(Task material)
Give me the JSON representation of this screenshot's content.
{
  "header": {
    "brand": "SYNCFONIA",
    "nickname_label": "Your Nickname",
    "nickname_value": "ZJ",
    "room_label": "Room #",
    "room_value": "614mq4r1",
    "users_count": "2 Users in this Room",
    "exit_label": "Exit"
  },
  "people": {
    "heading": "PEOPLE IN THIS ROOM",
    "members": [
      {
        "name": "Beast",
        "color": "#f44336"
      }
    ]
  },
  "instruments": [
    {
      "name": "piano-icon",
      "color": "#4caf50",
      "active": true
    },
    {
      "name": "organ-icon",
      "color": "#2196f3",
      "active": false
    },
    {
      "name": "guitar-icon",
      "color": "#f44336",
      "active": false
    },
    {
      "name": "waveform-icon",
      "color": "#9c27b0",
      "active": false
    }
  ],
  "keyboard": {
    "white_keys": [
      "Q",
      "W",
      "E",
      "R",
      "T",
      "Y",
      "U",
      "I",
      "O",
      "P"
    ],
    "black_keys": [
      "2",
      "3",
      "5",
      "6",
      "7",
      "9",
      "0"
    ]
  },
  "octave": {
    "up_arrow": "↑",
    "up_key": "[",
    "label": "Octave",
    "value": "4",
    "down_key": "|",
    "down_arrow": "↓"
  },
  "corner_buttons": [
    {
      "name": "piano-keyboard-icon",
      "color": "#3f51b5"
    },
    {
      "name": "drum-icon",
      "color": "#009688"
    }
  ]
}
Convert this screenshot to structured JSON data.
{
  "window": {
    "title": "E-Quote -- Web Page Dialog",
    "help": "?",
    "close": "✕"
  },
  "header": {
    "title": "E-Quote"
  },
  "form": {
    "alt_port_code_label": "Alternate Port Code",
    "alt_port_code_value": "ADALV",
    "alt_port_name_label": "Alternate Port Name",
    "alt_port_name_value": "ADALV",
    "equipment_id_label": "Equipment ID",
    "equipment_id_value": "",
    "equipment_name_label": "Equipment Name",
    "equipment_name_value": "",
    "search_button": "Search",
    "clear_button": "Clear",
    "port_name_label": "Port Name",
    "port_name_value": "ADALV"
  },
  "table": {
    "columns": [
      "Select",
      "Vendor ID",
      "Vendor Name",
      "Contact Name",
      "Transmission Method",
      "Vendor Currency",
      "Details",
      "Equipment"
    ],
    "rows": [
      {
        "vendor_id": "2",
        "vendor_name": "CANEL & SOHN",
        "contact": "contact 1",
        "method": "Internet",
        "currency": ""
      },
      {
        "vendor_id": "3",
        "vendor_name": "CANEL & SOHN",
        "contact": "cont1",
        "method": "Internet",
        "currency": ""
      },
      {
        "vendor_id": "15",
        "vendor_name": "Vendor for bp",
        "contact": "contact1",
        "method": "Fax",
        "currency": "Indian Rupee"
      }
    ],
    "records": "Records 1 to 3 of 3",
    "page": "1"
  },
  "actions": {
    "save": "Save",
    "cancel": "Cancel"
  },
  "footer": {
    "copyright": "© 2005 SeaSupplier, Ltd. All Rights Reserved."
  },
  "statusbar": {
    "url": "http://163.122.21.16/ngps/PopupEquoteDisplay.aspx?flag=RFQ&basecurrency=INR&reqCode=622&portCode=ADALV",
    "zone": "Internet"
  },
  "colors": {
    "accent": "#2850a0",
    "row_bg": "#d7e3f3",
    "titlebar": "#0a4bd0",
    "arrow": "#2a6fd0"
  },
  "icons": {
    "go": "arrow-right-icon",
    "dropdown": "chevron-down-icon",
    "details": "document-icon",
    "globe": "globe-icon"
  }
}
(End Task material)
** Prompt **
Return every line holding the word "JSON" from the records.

** Solution to this task **
Give me the JSON representation of this screenshot's content.
Convert this screenshot to structured JSON data.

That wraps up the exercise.